Saturday, September 18, 2010
Female Science Professor has a post
up that makes me a little...paranoid. In a nutshell, she expresses concern as a PI that looks may be deceiving when it comes to hiring post-docs. In other words, someone's CV might be awesome, but people who've actually worked with this person might secretly let PI know that said post-doc is a lazy sack of poop. Or maybe PI will read into a passing comment made by said post-doc in an email and deduce that the post-doc might be a lazy sack of poop. As someone who is currently searching for a new post-doc home, I am hoping very much not to appear as a lazy sack of poop. I don't think
I am a lazy sack of poop, but what if someone somewhere is calling me a lazy sack of poop?
In the comments of FSP's post, Physioprof notes that "I receive multiple e-mails per week from people looking for post-doc positions, and I ignore the vast majority of them."
* This also has me worried, but as is PP's wont, the comment is without elaboration. What would make a PI not
ignore an email from a post-doc hopeful?
To date, I have sent out three emails to PIs with whom I'd like to do a 2nd post-doc. Generally speaking, the emails go as follows:Dear PI,
I'm writing because I'm interested in doing post-doctoral work in your lab. I'm currently wrapping up a post-doc with Famous Dude, during which I also worked with Other Famous Dude and Famous Dude #3. I studied blahdeblah. I read your recent paper on thingamabob, and I found idea X very exciting. I would love to follow up on this work by studying Y. I am trained in techniques ABC and need to learn D&E before becoming an independent investigator, which is why you are perfect for me. I've attached my CV to this email and would be happy to have letters of recommendation sent to you.
Am I doing anything wrong, here?

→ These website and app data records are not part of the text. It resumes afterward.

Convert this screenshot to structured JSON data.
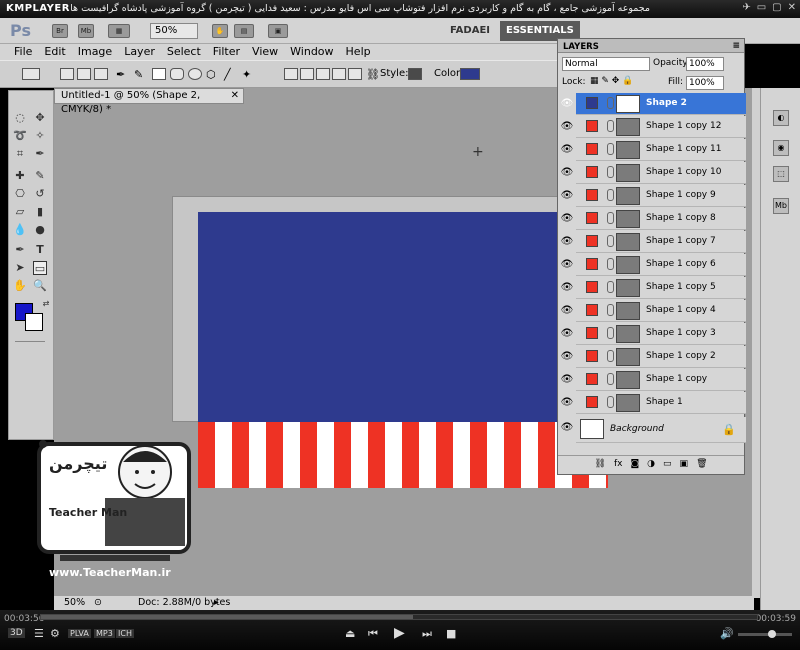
{
  "player": {
    "logo": "KMPLAYER",
    "title": "مجموعه آموزشی جامع ، گام به گام و کاربردی نرم افزار فتوشاپ سی اس فایو  مدرس : سعید فدایی ( تیچرمن ) گروه آموزشی پادشاه گرافیست ها",
    "time_elapsed": "00:03:56",
    "time_total": "00:03:59",
    "progress": 0.52,
    "badges": [
      "3D",
      "PLVA",
      "MP3",
      "ICH"
    ]
  },
  "photoshop": {
    "logo": "Ps",
    "bridge": "Br",
    "minibridge": "Mb",
    "zoom": "50%",
    "workspace_user": "FADAEI",
    "workspace_essentials": "ESSENTIALS",
    "menu": [
      "File",
      "Edit",
      "Image",
      "Layer",
      "Select",
      "Filter",
      "View",
      "Window",
      "Help"
    ],
    "options": {
      "style_label": "Style:",
      "color_label": "Color:",
      "color": "#2e3a8e"
    },
    "doc_tab": "Untitled-1 @ 50% (Shape 2, CMYK/8) *",
    "status_zoom": "50%",
    "status_doc": "Doc: 2.88M/0 bytes",
    "fg_color": "#1616c8",
    "bg_color": "#ffffff"
  },
  "layers_panel": {
    "title": "LAYERS",
    "blend_mode": "Normal",
    "opacity_label": "Opacity:",
    "opacity": "100%",
    "lock_label": "Lock:",
    "fill_label": "Fill:",
    "fill": "100%",
    "layers": [
      {
        "name": "Shape 2",
        "color": "#2e3a8e",
        "selected": true
      },
      {
        "name": "Shape 1 copy 12",
        "color": "#ee3224",
        "selected": false
      },
      {
        "name": "Shape 1 copy 11",
        "color": "#ee3224",
        "selected": false
      },
      {
        "name": "Shape 1 copy 10",
        "color": "#ee3224",
        "selected": false
      },
      {
        "name": "Shape 1 copy 9",
        "color": "#ee3224",
        "selected": false
      },
      {
        "name": "Shape 1 copy 8",
        "color": "#ee3224",
        "selected": false
      },
      {
        "name": "Shape 1 copy 7",
        "color": "#ee3224",
        "selected": false
      },
      {
        "name": "Shape 1 copy 6",
        "color": "#ee3224",
        "selected": false
      },
      {
        "name": "Shape 1 copy 5",
        "color": "#ee3224",
        "selected": false
      },
      {
        "name": "Shape 1 copy 4",
        "color": "#ee3224",
        "selected": false
      },
      {
        "name": "Shape 1 copy 3",
        "color": "#ee3224",
        "selected": false
      },
      {
        "name": "Shape 1 copy 2",
        "color": "#ee3224",
        "selected": false
      },
      {
        "name": "Shape 1 copy",
        "color": "#ee3224",
        "selected": false
      },
      {
        "name": "Shape 1",
        "color": "#ee3224",
        "selected": false
      }
    ],
    "background_layer": "Background"
  },
  "watermark": {
    "brand_fa": "تیچرمن",
    "brand_en": "Teacher Man",
    "url": "www.TeacherMan.ir"
  }
}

I feel like someone who's recently gotten out of a long-term relationship and is back on the dating scene but has no idea how the kids do things these days. When I got my current post-doc position, it was all relatively casual and easy, so I'm not sure if other PIs like things to be more formal. I imagine, though, that PIs would not want a big long thing to have to read--they want to see my past PIs and what my pubs are, they don't need a full-scale analysis of their research. On teh Twitter today, several of my tweeps suggested that I send a hard copy letter, which I have to admit never occurred to me. It seems so...quaint, doesn't it? But at the same time, they have a point--perhaps the quaintness will get me the attention I need in what I'm sure is a sea of post-doc requests, the vast majority of which are being ignored.*

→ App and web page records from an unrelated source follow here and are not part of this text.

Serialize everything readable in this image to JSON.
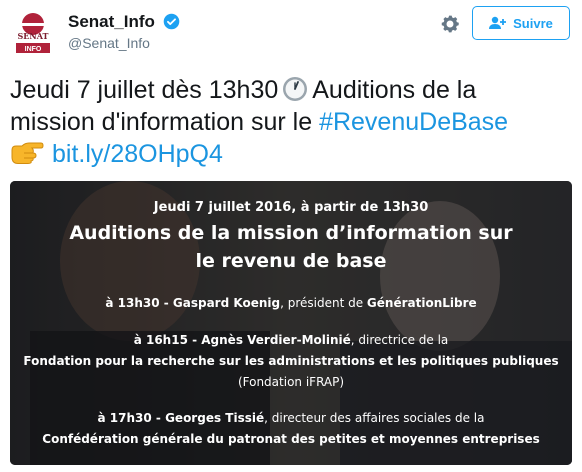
{
  "account": {
    "name": "Senat_Info",
    "handle": "@Senat_Info",
    "avatar_text_top": "SÉNAT",
    "avatar_text_bottom": "INFO"
  },
  "follow_label": "Suivre",
  "tweet": {
    "line1_before": "Jeudi 7 juillet dès 13h30",
    "line1_after": "Auditions de la",
    "line2_text": "mission d'information sur le ",
    "hashtag": "#RevenuDeBase",
    "link": "bit.ly/28OHpQ4"
  },
  "image": {
    "date_line": "Jeudi 7 juillet 2016, à partir de 13h30",
    "title_line1": "Auditions de la mission d’information sur",
    "title_line2": "le revenu de base",
    "s1_time": "à 13h30",
    "s1_sep": " - ",
    "s1_name": "Gaspard Koenig",
    "s1_role": ", président de ",
    "s1_org": "GénérationLibre",
    "s2_time": "à 16h15",
    "s2_sep": " - ",
    "s2_name": "Agnès Verdier-Molinié",
    "s2_role": ", directrice de la",
    "s2_org": "Fondation pour la recherche sur les administrations et les politiques publiques",
    "s2_org_short": "(Fondation iFRAP)",
    "s3_time": "à 17h30",
    "s3_sep": " - ",
    "s3_name": "Georges Tissié",
    "s3_role": ", directeur des affaires sociales de la",
    "s3_org": "Confédération générale du patronat des petites et moyennes entreprises"
  },
  "colors": {
    "link": "#1b95e0",
    "follow": "#1da1f2",
    "verified": "#1da1f2",
    "senat_red": "#b0223a"
  }
}
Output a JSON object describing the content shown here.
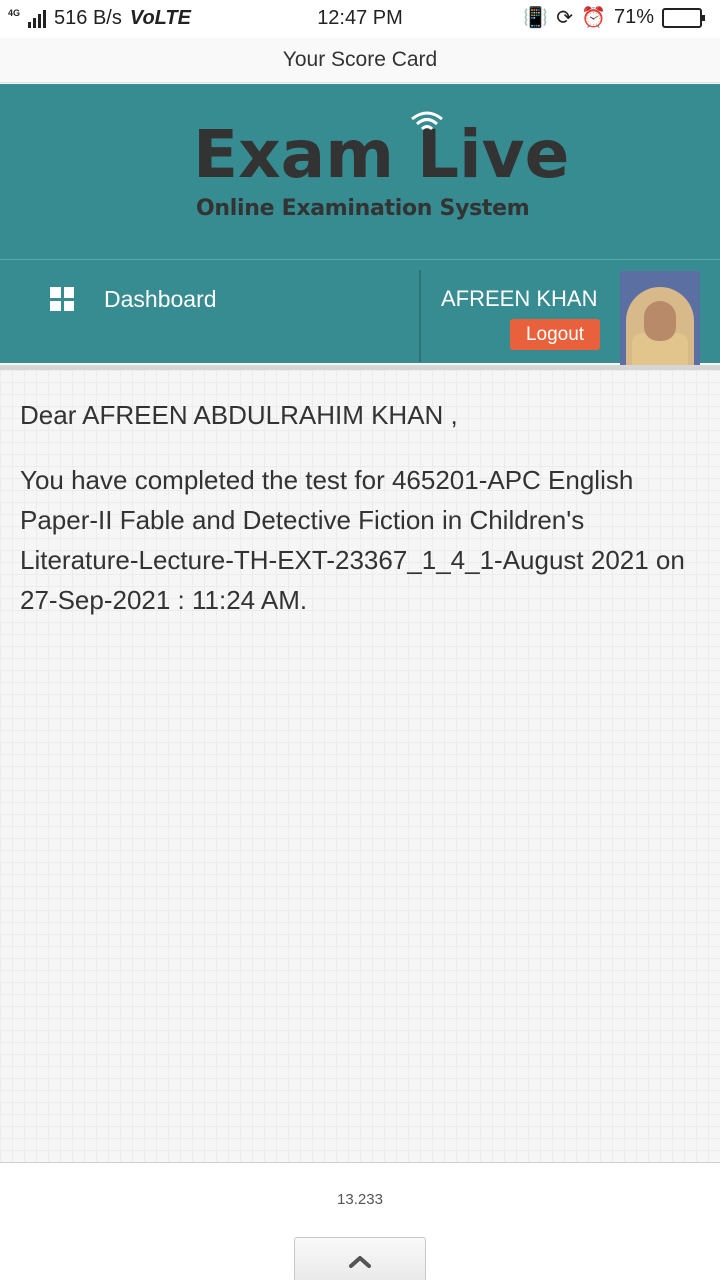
{
  "status_bar": {
    "network_type": "4G",
    "speed": "516 B/s",
    "volte": "VoLTE",
    "time": "12:47 PM",
    "battery": "71%",
    "battery_level": 0.71
  },
  "title_bar": {
    "title": "Your Score Card"
  },
  "brand": {
    "title": "Exam Live",
    "subtitle": "Online Examination System"
  },
  "nav": {
    "dashboard_label": "Dashboard",
    "user_name": "AFREEN KHAN",
    "logout_label": "Logout"
  },
  "content": {
    "greeting": "Dear AFREEN ABDULRAHIM KHAN ,",
    "message": "You have completed the test for 465201-APC English Paper-II Fable and Detective Fiction in Children's Literature-Lecture-TH-EXT-23367_1_4_1-August 2021 on 27-Sep-2021 : 11:24 AM."
  },
  "footer": {
    "version": "13.233"
  },
  "colors": {
    "brand": "#368c91",
    "logout": "#e8613c"
  },
  "icons": [
    "grid-icon",
    "wifi-icon",
    "chevron-up-icon",
    "battery-icon"
  ]
}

My first response came in less than 24 hrs. This PI was "very impressed with [my] credentials" and wanted to "seriously pursue the possibility " of me joining the lab, but he had to check some policy or something. Unfortunately, apparently I have too much experience for him to hire me as a post-doc; his institution mandates that I'd have to be hired as a Research Associate or whatever, which he cannot do. Boo. The other two have only had a day or two to sit on my letters, and I'm trying not to freak out too much that they're going to ignore me. If they do, to put it quite delicately, I am fucked.
*(I'll be honest, even I
have received a few emails from people wanting to do post-docs with me, but I always respond with a polite "I'm sorry, but I do not actually have my own lab?" or something similar.)
And for those who didn't already catch it, this post's title comes from this:
I completely understand that struggle, as I had some splainin' to do as well (and under less favorable conditions). Since you've been in your current position a while, you can likely make a case for how you want to expand the principles and techniques in your repertoire. Also if there's overlap between your past work and prospective lab's current work, highlight that as providing a foundation for the transition into their lab.